Retype all of the records precisely.

Information given:
********************

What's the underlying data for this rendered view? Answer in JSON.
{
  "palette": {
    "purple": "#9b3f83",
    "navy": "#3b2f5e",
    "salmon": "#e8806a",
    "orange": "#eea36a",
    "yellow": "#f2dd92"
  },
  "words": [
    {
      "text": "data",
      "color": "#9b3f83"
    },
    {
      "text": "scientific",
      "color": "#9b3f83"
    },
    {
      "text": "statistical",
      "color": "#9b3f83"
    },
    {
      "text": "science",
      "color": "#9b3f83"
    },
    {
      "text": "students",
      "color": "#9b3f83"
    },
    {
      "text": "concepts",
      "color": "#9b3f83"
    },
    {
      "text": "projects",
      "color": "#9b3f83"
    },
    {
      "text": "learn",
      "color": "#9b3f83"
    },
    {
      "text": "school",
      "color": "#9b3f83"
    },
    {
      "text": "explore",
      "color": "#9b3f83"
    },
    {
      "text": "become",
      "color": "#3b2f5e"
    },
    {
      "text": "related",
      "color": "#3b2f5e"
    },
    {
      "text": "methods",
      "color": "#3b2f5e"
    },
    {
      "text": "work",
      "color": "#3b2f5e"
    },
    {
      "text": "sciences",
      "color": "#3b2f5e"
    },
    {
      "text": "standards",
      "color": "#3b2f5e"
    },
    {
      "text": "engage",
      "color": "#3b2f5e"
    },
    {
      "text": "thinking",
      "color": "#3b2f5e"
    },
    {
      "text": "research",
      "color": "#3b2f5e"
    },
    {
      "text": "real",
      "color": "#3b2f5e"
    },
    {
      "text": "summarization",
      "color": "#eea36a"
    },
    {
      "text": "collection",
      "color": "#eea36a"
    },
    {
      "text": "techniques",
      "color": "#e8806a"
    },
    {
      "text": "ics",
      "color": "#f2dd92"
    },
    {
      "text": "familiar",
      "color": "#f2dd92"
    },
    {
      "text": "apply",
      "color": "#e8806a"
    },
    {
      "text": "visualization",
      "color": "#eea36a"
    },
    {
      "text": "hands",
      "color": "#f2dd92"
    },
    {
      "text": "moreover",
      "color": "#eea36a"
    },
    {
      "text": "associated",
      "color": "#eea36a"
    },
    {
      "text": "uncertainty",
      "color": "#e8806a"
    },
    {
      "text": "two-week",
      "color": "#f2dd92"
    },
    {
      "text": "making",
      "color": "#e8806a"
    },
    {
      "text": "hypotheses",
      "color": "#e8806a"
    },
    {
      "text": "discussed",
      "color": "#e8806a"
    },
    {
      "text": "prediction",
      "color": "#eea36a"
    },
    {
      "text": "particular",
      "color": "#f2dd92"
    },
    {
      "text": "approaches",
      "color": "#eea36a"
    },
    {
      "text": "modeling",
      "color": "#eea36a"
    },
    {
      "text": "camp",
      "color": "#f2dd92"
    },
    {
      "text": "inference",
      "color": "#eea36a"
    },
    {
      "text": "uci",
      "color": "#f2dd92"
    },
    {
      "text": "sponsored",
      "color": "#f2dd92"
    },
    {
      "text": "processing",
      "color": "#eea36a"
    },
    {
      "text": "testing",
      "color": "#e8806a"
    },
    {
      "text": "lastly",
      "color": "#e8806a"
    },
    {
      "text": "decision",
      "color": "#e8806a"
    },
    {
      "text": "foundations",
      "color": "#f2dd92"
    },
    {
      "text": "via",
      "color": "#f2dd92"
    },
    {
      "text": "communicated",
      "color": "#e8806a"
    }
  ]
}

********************

Solution below:
What's the underlying data for this rendered view? Answer in JSON.
{
  "palette": {
    "purple": "#9b3f83",
    "navy": "#3b2f5e",
    "salmon": "#e8806a",
    "orange": "#eea36a",
    "yellow": "#f2dd92"
  },
  "words": [
    {
      "text": "data",
      "color": "#9b3f83"
    },
    {
      "text": "scientific",
      "color": "#9b3f83"
    },
    {
      "text": "statistical",
      "color": "#9b3f83"
    },
    {
      "text": "science",
      "color": "#9b3f83"
    },
    {
      "text": "students",
      "color": "#9b3f83"
    },
    {
      "text": "concepts",
      "color": "#9b3f83"
    },
    {
      "text": "projects",
      "color": "#9b3f83"
    },
    {
      "text": "learn",
      "color": "#9b3f83"
    },
    {
      "text": "school",
      "color": "#9b3f83"
    },
    {
      "text": "explore",
      "color": "#9b3f83"
    },
    {
      "text": "become",
      "color": "#3b2f5e"
    },
    {
      "text": "related",
      "color": "#3b2f5e"
    },
    {
      "text": "methods",
      "color": "#3b2f5e"
    },
    {
      "text": "work",
      "color": "#3b2f5e"
    },
    {
      "text": "sciences",
      "color": "#3b2f5e"
    },
    {
      "text": "standards",
      "color": "#3b2f5e"
    },
    {
      "text": "engage",
      "color": "#3b2f5e"
    },
    {
      "text": "thinking",
      "color": "#3b2f5e"
    },
    {
      "text": "research",
      "color": "#3b2f5e"
    },
    {
      "text": "real",
      "color": "#3b2f5e"
    },
    {
      "text": "summarization",
      "color": "#eea36a"
    },
    {
      "text": "collection",
      "color": "#eea36a"
    },
    {
      "text": "techniques",
      "color": "#e8806a"
    },
    {
      "text": "ics",
      "color": "#f2dd92"
    },
    {
      "text": "familiar",
      "color": "#f2dd92"
    },
    {
      "text": "apply",
      "color": "#e8806a"
    },
    {
      "text": "visualization",
      "color": "#eea36a"
    },
    {
      "text": "hands",
      "color": "#f2dd92"
    },
    {
      "text": "moreover",
      "color": "#eea36a"
    },
    {
      "text": "associated",
      "color": "#eea36a"
    },
    {
      "text": "uncertainty",
      "color": "#e8806a"
    },
    {
      "text": "two-week",
      "color": "#f2dd92"
    },
    {
      "text": "making",
      "color": "#e8806a"
    },
    {
      "text": "hypotheses",
      "color": "#e8806a"
    },
    {
      "text": "discussed",
      "color": "#e8806a"
    },
    {
      "text": "prediction",
      "color": "#eea36a"
    },
    {
      "text": "particular",
      "color": "#f2dd92"
    },
    {
      "text": "approaches",
      "color": "#eea36a"
    },
    {
      "text": "modeling",
      "color": "#eea36a"
    },
    {
      "text": "camp",
      "color": "#f2dd92"
    },
    {
      "text": "inference",
      "color": "#eea36a"
    },
    {
      "text": "uci",
      "color": "#f2dd92"
    },
    {
      "text": "sponsored",
      "color": "#f2dd92"
    },
    {
      "text": "processing",
      "color": "#eea36a"
    },
    {
      "text": "testing",
      "color": "#e8806a"
    },
    {
      "text": "lastly",
      "color": "#e8806a"
    },
    {
      "text": "decision",
      "color": "#e8806a"
    },
    {
      "text": "foundations",
      "color": "#f2dd92"
    },
    {
      "text": "via",
      "color": "#f2dd92"
    },
    {
      "text": "communicated",
      "color": "#e8806a"
    }
  ]
}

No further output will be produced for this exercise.